Minimum field current and corresponding armature current for a given pu load at the limit of stability is indicated by the dotted curve in Fig. 8.33.
In a synchronous machine the real electrical power exchanged with the bus-bars is controlled by the mechanical shaft power irrespective of excitation. The excitation, on the other hand, governs only the power factor of the machine without affecting the real power flow. For example, in a generator if it is desired to feed more real power into the bus-bars the throttle must be opened admitting more steam into the turbine (coupled to generator) thereby feeding more mechanical power into shaft. As a consequence the power angle δ increases and so does the electrical power output (Eq. 8.42)). However, if it is desired to adjust the machine power factor, its excitation should be varied (well within the limit imposed by Eq. (8.46)).
The dotted curves of Figure 8.33 pertain to constant terminal voltage, constant power factor operation of a synchronous machine. For a generating machine operation these curves are called compounding curves. These are presented once again in Fig. 8.34 as the field current needed for a given armature current or kVA loading at a particular power factor for constant terminal voltage. These are useful guide for generator operation in a power house.
It has been seen above that a synchronous motor under over-excited condition operates at a leading power factor. Synchronous motors are therefore employed in large power
installations for improving the overall power factor of the installation.
At no-load with losses assumed negligible, a synchronous motor operates at
which means that Ef and Vt are in phase. It is seen from the phasor diagram of Fig. 8.35, that the machine (motor) draws zero power factor leading current

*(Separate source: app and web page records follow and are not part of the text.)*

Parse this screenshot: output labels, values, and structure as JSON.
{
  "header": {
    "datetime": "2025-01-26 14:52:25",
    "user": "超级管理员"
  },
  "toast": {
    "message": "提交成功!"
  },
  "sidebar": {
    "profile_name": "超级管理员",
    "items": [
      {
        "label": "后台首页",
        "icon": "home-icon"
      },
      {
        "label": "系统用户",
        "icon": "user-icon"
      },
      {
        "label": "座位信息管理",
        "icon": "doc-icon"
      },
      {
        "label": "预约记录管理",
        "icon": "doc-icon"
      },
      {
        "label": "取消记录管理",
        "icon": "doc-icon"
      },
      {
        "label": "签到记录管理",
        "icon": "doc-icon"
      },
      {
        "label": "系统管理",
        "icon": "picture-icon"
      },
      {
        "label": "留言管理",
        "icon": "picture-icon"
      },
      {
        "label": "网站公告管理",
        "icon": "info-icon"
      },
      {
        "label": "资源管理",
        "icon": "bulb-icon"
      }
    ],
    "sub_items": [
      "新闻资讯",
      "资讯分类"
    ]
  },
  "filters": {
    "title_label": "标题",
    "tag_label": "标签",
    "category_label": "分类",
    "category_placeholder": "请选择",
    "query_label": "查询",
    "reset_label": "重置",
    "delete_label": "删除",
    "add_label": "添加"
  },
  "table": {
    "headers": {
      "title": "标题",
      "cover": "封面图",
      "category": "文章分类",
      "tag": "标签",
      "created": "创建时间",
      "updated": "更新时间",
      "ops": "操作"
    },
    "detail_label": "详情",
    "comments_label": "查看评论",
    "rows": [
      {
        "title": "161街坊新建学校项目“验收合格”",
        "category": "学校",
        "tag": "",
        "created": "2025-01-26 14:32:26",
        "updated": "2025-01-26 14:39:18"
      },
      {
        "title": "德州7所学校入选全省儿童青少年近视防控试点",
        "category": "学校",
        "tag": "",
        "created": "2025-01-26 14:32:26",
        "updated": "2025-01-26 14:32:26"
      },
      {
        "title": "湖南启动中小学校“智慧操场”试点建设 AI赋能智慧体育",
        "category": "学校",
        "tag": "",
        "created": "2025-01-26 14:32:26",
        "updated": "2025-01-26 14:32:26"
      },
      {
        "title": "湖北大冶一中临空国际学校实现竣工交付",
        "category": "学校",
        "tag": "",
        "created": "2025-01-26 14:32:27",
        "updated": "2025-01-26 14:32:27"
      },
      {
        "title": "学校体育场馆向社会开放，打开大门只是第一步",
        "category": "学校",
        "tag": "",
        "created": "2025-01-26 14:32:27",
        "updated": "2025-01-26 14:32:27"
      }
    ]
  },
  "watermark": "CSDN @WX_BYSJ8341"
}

and draws zero power factor lagging current
Thus a synchronous motor at no-load behaves as a variable condenser or inductor by simply varying its excitation. The machine operated under such a condition (motor on no-load or light load) is known as a synchronous condenser and finds application in large integrated power systems for improving the power factor under heavy-load conditions and for deproving the power factor under light-load conditions, thereby controlling the voltage profile of the power system within reasonable limits.
Dual-purpose Synchronous Motor
Synchronous motor is used in an industry/factory for serving two purposes. It drives a constant speed mechanical load such as a large pump, a dc generator, etc. and at the same time it also corrects an otherwise low lagging pf of the electrical load such as induction motors and fluorescent tubes. Such a synchronous motor serving dual-purpose is called dual-purpose synchronous motor.